David Cote is a second-year MBA student in the Carroll School of Management at Boston College, and is President of the Boston College Graduate Student Veteran Association. David is also a Major in the United States Marine Corps Reserves and is assigned to the 25th Marine Regiment in Fort Devens, MA. He most recently served as an Operations Research Analyst in the Pentagon helping the Marine Corps make resource allocation decisions.
What are your program’s greatest assets?
A: Get ready for lots of P words; I
chose the MBA program at Boston College because of the Program of study
(small class size, data analytics track, and electives), the People
(peers, professors, and the postgrad alumni network), the Placement upon
graduation, and finally the tremendous Privilege to attend Boston
College as a Jesuit Catholic community focused institution of higher
What has been your favorite classroom experience?
A: Sometimes you get a great class,
sometimes you get a great prof. Management Science with John Neale is
that optimal intersection of getting both, and has been not only my
favorite classroom experience, but also the most valuable, practical,
applicable, and relatable course for my MBA goals—taught by an industry
expert that Boston College and its students are lucky to have as a
What activities are you involved in outside of class?
A: Several—I like to keep busy and
integrate myself in the total experience with the hope to make it better
for others. Graduate Management Association, Graduate Mentor Program,
Graduate Student Veteran Association, several Office of Graduate Student
Life programs, and even flag football. Finally, I love helping the
Carroll School Admissions team as a Graduate Assistant.
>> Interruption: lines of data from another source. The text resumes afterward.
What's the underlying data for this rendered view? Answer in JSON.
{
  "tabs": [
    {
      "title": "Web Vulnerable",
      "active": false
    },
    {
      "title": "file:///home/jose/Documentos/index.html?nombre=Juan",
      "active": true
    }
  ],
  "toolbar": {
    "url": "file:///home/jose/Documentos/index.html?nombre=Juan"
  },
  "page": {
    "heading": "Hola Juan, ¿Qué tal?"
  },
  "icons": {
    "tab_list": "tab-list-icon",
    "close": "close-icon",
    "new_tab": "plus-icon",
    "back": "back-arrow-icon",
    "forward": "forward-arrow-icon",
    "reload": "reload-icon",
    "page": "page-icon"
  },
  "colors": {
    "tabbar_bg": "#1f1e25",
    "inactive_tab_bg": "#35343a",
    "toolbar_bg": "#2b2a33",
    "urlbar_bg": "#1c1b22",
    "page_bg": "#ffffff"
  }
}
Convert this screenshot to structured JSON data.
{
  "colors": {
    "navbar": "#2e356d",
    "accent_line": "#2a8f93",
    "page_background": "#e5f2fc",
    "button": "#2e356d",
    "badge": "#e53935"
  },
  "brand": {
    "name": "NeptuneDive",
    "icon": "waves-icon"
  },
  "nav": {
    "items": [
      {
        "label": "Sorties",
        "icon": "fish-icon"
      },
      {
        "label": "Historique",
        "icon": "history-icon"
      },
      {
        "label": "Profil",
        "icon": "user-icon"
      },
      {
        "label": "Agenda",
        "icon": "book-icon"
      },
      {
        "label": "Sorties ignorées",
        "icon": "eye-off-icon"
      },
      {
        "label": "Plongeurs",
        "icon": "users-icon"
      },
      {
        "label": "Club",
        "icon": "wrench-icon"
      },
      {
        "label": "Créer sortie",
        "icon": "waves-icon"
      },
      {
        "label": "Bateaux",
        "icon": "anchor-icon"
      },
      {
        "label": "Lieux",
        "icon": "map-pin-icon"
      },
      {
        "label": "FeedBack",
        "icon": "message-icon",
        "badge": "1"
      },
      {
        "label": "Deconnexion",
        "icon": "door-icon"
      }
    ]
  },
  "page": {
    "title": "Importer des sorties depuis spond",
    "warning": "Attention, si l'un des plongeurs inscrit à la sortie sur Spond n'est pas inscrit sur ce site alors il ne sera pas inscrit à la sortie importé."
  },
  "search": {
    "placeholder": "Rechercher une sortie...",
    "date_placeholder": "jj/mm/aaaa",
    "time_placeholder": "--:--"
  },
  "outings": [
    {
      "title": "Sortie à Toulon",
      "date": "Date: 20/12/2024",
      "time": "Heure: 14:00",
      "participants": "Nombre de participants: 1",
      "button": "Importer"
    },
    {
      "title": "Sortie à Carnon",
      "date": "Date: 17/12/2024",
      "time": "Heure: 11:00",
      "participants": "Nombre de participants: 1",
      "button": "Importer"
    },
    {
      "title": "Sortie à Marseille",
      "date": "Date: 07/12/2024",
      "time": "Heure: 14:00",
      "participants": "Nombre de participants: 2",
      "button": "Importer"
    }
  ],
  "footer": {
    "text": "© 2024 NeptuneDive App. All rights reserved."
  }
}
The
opportunities are there, you just have to take advantage of them and try
to intersect your passion with the greatest unmet need.
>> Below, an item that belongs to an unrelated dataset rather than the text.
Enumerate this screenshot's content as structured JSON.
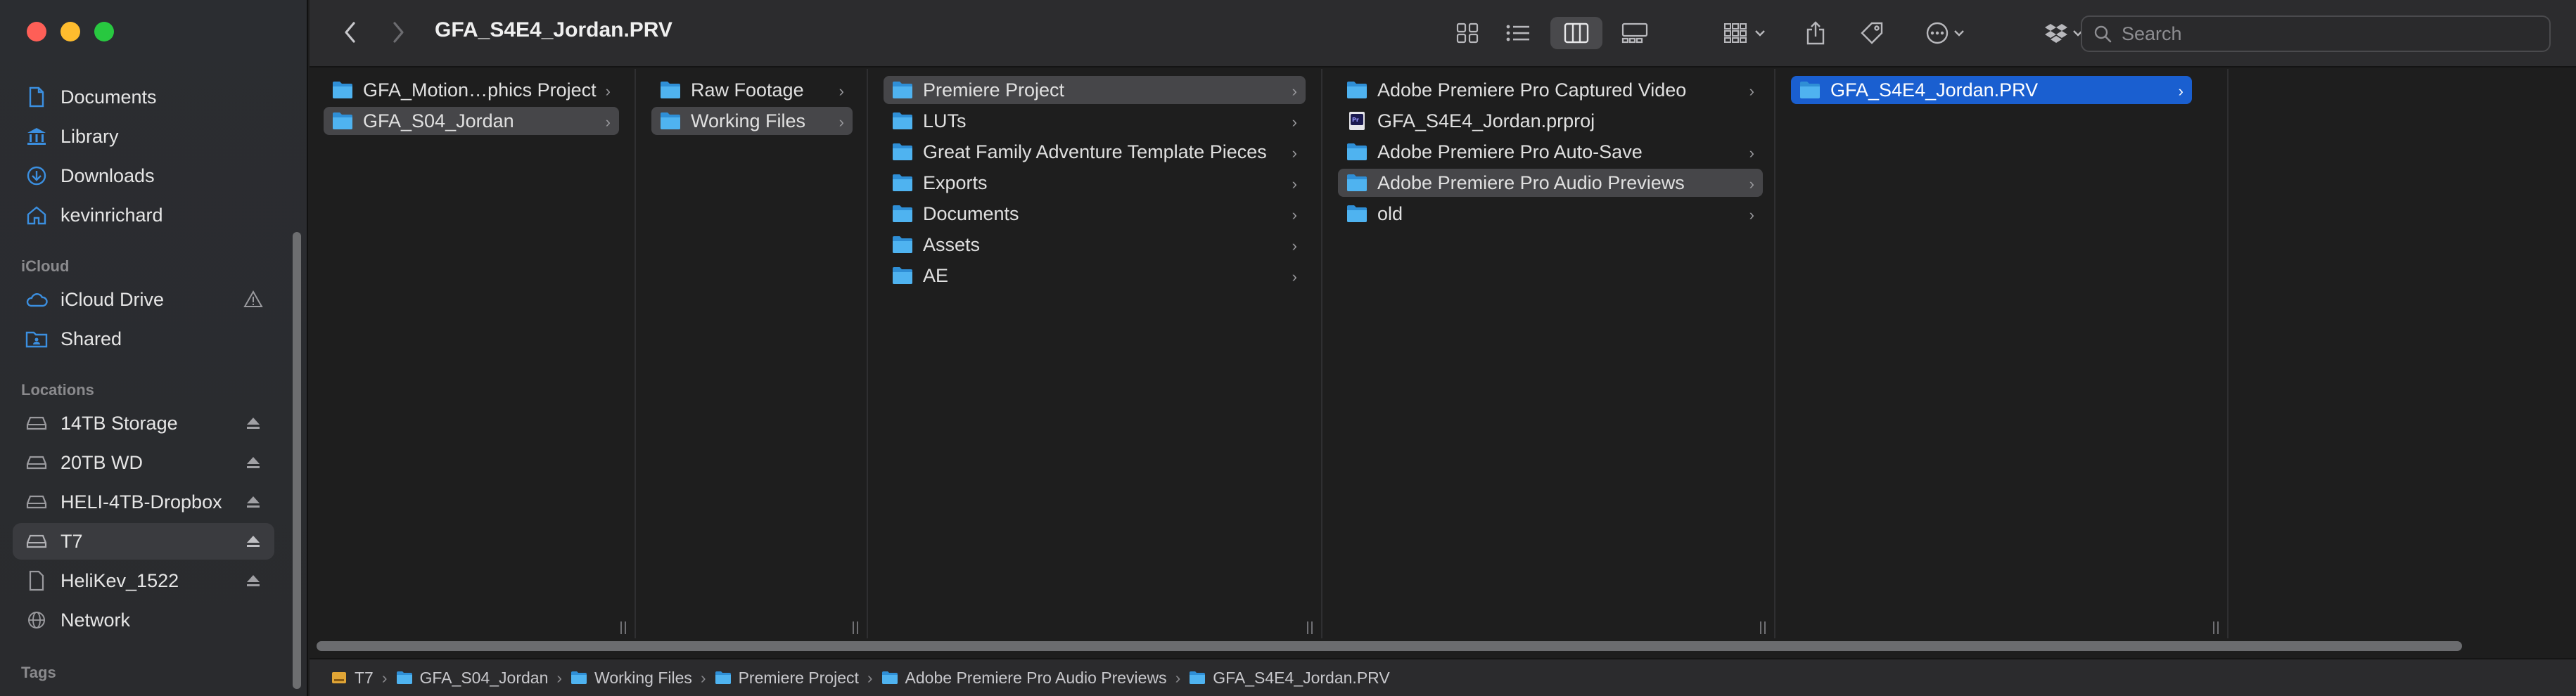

How have your classmates influenced your MBA experience?
A: The depth and breadth of the class
is exceptional. When you consider the greater population of all graduate
Carroll School students (in addition to the full-time MBA): the
part-time MBA, MSA, and MSF, all of us integrated in coursework and
class projects. We are talking about men and women who are proven
leaders, and have real world experience across industries. They have all
greatly influenced my experience to better think about business
problems, find solutions through a lens of diversity and inclusion, and
cultivate a growth mindset to think strategically about the business
challenges we face.
How did you decide that an MBA was the next step for you?
A: I saw two views, external and
internal. Externally, I envisioned for myself the long game, by taking a
critical look at where I wanted to be, why I wanted to be there, and
how I might make that happen. The MBA is a big decision and requires a
significant investment in self, but to me, it was worth it. Internally, I
noticed the kinds of questions I liked to ask about business problems:
how we formulate strategy to achieve a goal; how we measure and improve
performance, success, and progress; how we model problems and remove
barriers; and how we create and capture value in the work we do.